Thirty-four British Friesian bull calves were used in experiments to identify diurnal patterns of respiratory quotient (RQ), as an indicator of substrate utilization and to measure energy balance when the same daily amount of milk replacer was given on either 1, 2, 4 or 6 occasions. Each calf spent two 4-day periods in an open-circuit respiration chamber followed immediately, in selected calves, by an 8-day period in a metabolism crate, period 1 starting when calves were 12 days of age and period 2 at 28 days of age. The amount of milk replacer given daily was 32 and 48 g/kg M0·75 during periods 1 and 2 respectively.
Neither rate of live-weight gain nor the energy balance of the calves was affected by frequency of feeding.
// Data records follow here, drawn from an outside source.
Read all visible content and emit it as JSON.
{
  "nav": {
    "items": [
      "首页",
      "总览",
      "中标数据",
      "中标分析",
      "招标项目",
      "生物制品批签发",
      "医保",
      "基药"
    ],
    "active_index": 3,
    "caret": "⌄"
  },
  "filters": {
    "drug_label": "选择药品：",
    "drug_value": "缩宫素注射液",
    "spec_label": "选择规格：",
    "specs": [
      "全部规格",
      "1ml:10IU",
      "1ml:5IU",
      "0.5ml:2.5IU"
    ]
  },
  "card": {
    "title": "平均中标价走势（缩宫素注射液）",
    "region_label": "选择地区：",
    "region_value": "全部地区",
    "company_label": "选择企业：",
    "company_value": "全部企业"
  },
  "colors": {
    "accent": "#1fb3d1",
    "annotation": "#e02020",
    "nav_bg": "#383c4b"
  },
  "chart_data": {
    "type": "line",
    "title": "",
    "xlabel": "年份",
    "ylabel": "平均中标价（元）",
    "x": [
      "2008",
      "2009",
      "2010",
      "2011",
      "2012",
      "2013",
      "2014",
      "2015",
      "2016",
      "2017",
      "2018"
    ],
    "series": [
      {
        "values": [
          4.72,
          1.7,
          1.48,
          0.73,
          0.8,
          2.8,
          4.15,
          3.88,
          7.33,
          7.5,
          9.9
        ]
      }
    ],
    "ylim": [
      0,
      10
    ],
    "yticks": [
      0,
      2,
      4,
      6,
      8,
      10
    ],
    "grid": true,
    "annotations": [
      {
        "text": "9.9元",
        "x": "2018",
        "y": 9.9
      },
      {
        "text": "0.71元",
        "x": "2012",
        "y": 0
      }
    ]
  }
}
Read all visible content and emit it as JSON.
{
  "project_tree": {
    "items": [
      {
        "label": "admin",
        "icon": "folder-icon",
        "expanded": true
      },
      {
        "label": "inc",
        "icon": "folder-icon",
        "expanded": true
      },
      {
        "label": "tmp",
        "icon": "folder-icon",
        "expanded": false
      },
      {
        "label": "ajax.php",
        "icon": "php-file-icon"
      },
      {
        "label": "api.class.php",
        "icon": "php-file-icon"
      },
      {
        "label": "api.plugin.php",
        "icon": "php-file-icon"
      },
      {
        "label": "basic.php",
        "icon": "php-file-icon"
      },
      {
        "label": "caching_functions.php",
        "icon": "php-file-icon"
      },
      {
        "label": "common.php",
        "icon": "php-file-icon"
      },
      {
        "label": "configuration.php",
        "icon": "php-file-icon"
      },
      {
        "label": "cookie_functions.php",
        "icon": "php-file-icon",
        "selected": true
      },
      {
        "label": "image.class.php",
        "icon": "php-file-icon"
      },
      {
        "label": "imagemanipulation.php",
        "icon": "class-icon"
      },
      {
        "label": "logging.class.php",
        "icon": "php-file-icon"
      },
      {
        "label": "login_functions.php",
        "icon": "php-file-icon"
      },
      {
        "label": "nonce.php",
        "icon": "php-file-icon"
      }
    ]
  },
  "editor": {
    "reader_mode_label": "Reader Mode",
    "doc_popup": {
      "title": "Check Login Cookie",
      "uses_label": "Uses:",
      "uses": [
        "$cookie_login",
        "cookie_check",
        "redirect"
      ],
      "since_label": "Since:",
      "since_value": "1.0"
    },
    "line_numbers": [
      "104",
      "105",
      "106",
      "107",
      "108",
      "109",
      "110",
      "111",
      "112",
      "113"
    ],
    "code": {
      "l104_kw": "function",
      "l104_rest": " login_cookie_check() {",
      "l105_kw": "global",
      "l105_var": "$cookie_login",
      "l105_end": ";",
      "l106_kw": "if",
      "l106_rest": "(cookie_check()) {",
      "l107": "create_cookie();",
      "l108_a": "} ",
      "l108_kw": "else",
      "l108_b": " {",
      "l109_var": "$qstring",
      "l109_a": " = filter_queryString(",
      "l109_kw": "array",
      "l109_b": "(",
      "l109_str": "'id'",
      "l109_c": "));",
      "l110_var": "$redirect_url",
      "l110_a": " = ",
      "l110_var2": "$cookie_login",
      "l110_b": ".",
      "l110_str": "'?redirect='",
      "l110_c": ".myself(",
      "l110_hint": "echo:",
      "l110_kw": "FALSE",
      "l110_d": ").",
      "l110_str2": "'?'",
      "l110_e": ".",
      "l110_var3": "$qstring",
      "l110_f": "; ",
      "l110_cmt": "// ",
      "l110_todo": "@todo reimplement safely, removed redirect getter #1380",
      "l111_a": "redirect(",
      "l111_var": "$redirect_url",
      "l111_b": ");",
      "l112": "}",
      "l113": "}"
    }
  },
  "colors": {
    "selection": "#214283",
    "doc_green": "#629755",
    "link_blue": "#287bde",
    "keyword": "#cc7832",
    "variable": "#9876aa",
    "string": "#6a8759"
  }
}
However, raising the frequency of feeding from one to four times daily significantly affected the pattern of RQ. Reduced feeding frequency tended to raise the mean maximum and lower the mean minimum values of RQ; reducing the frequency of feeding significantly increased the range in RQ (F < 0·01).
The apparent dry-matter digestibility of the milk replacer was higher in 36-day-old than in 20-day-old calves (0·93 v. 0·88; s.e.d. 0·011, P < 0·01). The effect was mainly due to an increase in the digestibility of fat (0·82 v. 0·73; s.e.d. 0·019). In 20-day-old calves, there was a linear increase in fat digestibility with increased frequency of feeding (P < 0·01) rising from 0·67 in calves given milk once daily to 0·85 when milk was given in six meals.
The results suggest that calves given milk replacer once daily (at a level of intake of 32 rising to 48 g milk powder per kg M0·75) do not pass through a diurnal period of severe nutrient deprivation and that raising frequency of feeding would do little to improve efficiency of energy utilization.